Data excerpts.
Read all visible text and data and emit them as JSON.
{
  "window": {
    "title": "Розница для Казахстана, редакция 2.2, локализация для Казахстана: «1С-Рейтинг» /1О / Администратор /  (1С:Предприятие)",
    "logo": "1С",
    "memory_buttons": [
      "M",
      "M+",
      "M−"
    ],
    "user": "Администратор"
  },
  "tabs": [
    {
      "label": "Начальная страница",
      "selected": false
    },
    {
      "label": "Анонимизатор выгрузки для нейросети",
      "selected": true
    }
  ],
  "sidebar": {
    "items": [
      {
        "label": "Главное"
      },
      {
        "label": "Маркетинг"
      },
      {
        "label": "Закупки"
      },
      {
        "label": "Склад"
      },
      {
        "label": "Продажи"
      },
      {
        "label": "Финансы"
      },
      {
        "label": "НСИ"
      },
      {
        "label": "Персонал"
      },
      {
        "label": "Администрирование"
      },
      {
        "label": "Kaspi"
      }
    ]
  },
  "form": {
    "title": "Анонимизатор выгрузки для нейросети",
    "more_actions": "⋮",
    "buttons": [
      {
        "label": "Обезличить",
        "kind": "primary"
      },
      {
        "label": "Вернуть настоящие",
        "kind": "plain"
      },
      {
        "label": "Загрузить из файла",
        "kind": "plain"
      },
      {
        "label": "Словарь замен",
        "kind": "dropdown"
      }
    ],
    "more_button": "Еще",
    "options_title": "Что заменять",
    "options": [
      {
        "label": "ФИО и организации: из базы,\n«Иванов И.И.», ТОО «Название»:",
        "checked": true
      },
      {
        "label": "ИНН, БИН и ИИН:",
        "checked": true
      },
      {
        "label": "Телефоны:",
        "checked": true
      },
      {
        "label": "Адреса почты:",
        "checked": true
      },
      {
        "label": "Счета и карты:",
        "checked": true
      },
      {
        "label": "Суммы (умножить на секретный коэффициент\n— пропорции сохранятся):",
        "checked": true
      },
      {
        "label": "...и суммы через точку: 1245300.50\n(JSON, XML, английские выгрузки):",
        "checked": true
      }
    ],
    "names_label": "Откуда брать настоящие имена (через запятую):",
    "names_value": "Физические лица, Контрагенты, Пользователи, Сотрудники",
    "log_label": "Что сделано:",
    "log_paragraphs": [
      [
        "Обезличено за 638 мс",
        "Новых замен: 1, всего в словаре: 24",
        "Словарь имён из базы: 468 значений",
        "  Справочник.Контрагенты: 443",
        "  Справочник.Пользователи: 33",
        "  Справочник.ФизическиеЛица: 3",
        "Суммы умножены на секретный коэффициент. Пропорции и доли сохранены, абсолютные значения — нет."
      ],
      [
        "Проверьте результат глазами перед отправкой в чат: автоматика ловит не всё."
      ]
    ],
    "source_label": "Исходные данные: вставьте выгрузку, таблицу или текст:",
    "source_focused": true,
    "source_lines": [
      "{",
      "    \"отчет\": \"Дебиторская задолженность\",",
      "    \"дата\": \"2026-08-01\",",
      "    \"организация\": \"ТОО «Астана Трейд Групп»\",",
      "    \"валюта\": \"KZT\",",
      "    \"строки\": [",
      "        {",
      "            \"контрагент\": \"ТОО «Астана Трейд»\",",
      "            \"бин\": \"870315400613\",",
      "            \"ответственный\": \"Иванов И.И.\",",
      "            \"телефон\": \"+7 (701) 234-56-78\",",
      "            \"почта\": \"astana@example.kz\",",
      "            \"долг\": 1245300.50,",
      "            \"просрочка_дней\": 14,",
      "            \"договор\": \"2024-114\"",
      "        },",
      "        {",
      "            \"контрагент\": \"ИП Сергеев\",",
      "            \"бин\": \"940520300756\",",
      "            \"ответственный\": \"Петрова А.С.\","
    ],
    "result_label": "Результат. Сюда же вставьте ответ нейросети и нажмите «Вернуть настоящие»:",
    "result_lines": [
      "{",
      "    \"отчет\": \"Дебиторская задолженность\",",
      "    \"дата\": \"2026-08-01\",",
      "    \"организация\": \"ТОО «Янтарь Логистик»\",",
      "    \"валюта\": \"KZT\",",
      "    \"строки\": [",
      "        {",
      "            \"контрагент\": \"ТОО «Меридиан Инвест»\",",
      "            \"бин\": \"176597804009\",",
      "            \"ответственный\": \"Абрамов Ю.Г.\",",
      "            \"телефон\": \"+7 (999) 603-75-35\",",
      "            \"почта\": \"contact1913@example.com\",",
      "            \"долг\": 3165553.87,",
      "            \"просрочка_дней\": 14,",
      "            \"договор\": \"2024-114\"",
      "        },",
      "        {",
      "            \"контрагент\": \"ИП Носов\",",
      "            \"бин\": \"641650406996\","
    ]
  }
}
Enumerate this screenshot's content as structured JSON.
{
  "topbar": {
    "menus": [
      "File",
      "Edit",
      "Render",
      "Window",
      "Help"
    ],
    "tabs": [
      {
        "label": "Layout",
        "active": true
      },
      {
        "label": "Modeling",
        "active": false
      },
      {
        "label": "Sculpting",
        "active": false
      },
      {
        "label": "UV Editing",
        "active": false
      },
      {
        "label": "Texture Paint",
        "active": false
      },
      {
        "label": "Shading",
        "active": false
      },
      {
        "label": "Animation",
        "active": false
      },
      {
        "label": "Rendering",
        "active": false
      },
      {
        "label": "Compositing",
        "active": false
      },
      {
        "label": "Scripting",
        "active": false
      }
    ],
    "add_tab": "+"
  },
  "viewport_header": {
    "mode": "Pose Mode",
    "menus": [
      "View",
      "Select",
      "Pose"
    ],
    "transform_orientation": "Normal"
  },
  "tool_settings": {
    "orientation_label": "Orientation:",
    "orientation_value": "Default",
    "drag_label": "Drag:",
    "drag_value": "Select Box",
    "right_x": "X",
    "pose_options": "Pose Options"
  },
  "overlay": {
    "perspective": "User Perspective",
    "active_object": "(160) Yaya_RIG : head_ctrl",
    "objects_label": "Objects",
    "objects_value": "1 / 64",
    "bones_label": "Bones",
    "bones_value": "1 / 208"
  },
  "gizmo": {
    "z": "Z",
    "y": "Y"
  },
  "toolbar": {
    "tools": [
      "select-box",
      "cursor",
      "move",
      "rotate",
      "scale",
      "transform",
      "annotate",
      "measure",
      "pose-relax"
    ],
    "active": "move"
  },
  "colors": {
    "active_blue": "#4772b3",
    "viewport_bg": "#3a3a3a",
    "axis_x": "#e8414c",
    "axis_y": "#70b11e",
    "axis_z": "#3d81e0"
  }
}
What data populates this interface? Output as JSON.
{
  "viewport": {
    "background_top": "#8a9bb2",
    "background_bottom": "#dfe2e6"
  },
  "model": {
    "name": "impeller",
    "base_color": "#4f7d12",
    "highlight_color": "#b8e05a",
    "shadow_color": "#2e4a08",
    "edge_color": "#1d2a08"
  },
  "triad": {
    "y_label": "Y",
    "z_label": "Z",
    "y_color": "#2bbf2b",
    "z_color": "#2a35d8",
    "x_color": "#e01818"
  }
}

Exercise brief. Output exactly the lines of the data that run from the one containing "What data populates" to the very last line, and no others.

Answer to this exercise.
What data populates this interface? Output as JSON.
{
  "viewport": {
    "background_top": "#8a9bb2",
    "background_bottom": "#dfe2e6"
  },
  "model": {
    "name": "impeller",
    "base_color": "#4f7d12",
    "highlight_color": "#b8e05a",
    "shadow_color": "#2e4a08",
    "edge_color": "#1d2a08"
  },
  "triad": {
    "y_label": "Y",
    "z_label": "Z",
    "y_color": "#2bbf2b",
    "z_color": "#2a35d8",
    "x_color": "#e01818"
  }
}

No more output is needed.